Stop the Down Escalator!

elevator Why should I leave a bequest to a charity I have been supporting for years? Isn't it now someone else's turn to support it?

I have known the answer to this question intuitively for years, but I couldn't find a satisfactory metaphor to illustrate it until my wife and I went shopping in Bloomingdale's last week. As I rode up the escalator, I contemplated the tough times in the retail business and pondered as I watched other people riding down the escalator in the opposite direction.

Then, it hit me! How can you ever hope to fill the 3rd floor with shoppers when people are leaving as fast as they are arriving? What if you could keep them from riding back down the escalator, and the floor would just get more and more crowded? Retailers could use such a trick in this economy.

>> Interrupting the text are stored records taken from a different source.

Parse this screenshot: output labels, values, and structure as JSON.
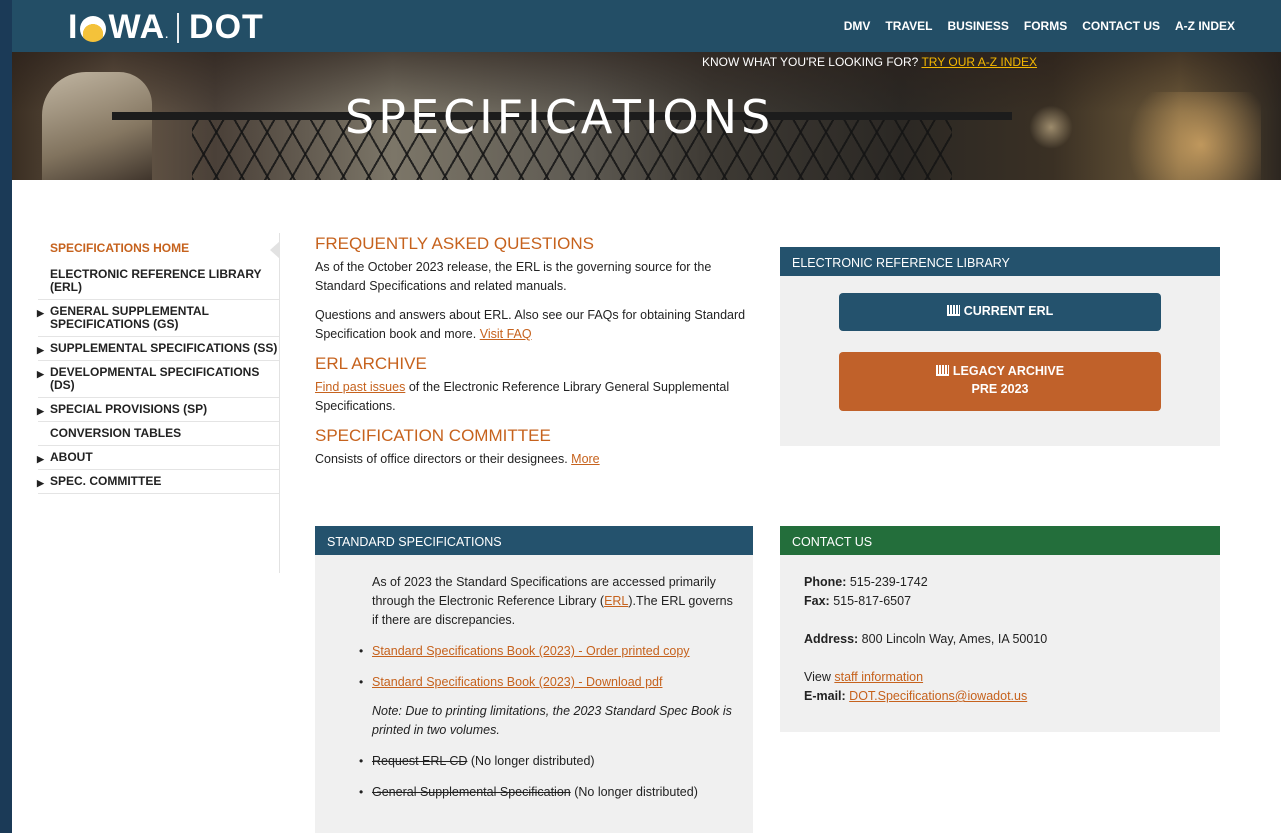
{
  "header": {
    "logo_left": "I",
    "logo_mid": "WA",
    "logo_dot": "DOT",
    "nav": [
      "DMV",
      "TRAVEL",
      "BUSINESS",
      "FORMS",
      "CONTACT US",
      "A-Z INDEX"
    ]
  },
  "hero": {
    "know_text": "KNOW WHAT YOU'RE LOOKING FOR?",
    "know_link": "TRY OUR A-Z INDEX",
    "title": "SPECIFICATIONS"
  },
  "sidebar": {
    "items": [
      {
        "label": "SPECIFICATIONS HOME"
      },
      {
        "label": "ELECTRONIC REFERENCE LIBRARY (ERL)"
      },
      {
        "label": "GENERAL SUPPLEMENTAL SPECIFICATIONS (GS)"
      },
      {
        "label": "SUPPLEMENTAL SPECIFICATIONS (SS)"
      },
      {
        "label": "DEVELOPMENTAL SPECIFICATIONS (DS)"
      },
      {
        "label": "SPECIAL PROVISIONS (SP)"
      },
      {
        "label": "CONVERSION TABLES"
      },
      {
        "label": "ABOUT"
      },
      {
        "label": "SPEC. COMMITTEE"
      }
    ]
  },
  "main": {
    "faq_title": "FREQUENTLY ASKED QUESTIONS",
    "faq_p1": "As of the October 2023 release, the ERL is the governing source for the Standard Specifications and related manuals.",
    "faq_p2": "Questions and answers about ERL. Also see our FAQs for obtaining Standard Specification book and more.",
    "faq_link": "Visit FAQ",
    "archive_title": "ERL ARCHIVE",
    "archive_link": "Find past issues",
    "archive_text": "of the Electronic Reference Library General Supplemental Specifications.",
    "committee_title": "SPECIFICATION COMMITTEE",
    "committee_text": "Consists of office directors or their designees.",
    "committee_link": "More"
  },
  "erl_panel": {
    "header": "ELECTRONIC REFERENCE LIBRARY",
    "btn_current": "CURRENT ERL",
    "btn_legacy_1": "LEGACY ARCHIVE",
    "btn_legacy_2": "PRE 2023"
  },
  "std_panel": {
    "header": "STANDARD SPECIFICATIONS",
    "intro_1": "As of 2023 the Standard Specifications are accessed primarily through the Electronic Reference Library (",
    "intro_link": "ERL",
    "intro_2": ").The ERL governs if there are discrepancies.",
    "link_order": "Standard Specifications Book (2023) - Order printed copy",
    "link_pdf": "Standard Specifications Book (2023) - Download pdf",
    "note": "Note: Due to printing limitations, the 2023 Standard Spec Book is printed in two volumes.",
    "request_strike": "Request ERL CD",
    "request_rest": " (No longer distributed)",
    "general_strike": "General Supplemental Specification",
    "general_rest": " (No longer distributed)"
  },
  "contact_panel": {
    "header": "CONTACT US",
    "phone_label": "Phone:",
    "phone": "515-239-1742",
    "fax_label": "Fax:",
    "fax": "515-817-6507",
    "address_label": "Address:",
    "address": "800 Lincoln Way, Ames, IA 50010",
    "view_text": "View",
    "staff_link": "staff information",
    "email_label": "E-mail:",
    "email": "DOT.Specifications@iowadot.us"
  },
  "colors": {
    "header_blue": "#234e66",
    "accent_orange": "#c6621d",
    "panel_green": "#236e3b",
    "link_gold": "#f5b800"
  }
}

"Okay, Bobby. You have been obscure before, but how in the world does this relate to leaving a bequest to a nonprofit?" you ask.

It's simple. If a nonprofit spends all of its energy attracting donors up the escalator, while some current donors are dying (or taking the escalator back down, so to speak), then the best the nonprofit can hope for is to keep its capacity the same or maybe increase it a little bit. How will they be able to respond to rising costs or meet new challenges in these circumstances?

However, if every donor who gives an annual gift of $1,000, for instance, would leave a $25,000 bequest, then the nonprofit would continue to generate their annual gift from the resulting endowment's income. The donor's gift will not have been lost and would not need to be replaced. As new donors give, their gifts will represent a 100% net gain in operating capacity. The down escalator will have been stopped!

"Interesting perspective," you say. "But aren't you going to tie this into community foundations in some way?" Of course I am. I really need to keep my job right now.

Community foundations can be helpful here. Since most charitably inclined individuals support many nonprofits, an endowed fund at your community foundation offers tremendous flexibility. Your fund can support both specific charities and broader charitable fields of interest. You can name the fund as a beneficiary of your estate, and you can make adjustments in the fund letter from time to time as your thoughts change about how best to continue your charitable interests beyond your lifetime.

Community foundations usually offer a stewardship edge, as well, since endowment management is their primary focus. If you can maximize your endowment's investment return over time, then all of your charities will benefit. In the case of The Community Foundation Serving Richmond and Central Virginia, we co-invest our endowment with the University of Richmond, which typically ranks in the top quartile of university endowments for investment performance.

Whether you make bequests directly to your supported charities or make a single bequest to a fund at your community foundation, you will be finishing the job you began during your lifetime. You will have permanently increased the ability of your charities to accomplish their missions. The down escalator will have been turned off.

Robert Thalhimer

Posted at 1:00 AM, Oct 30, 2008 in Accountability | Aging | Performance Measurement | Philanthropic Strategy | Permalink | Comment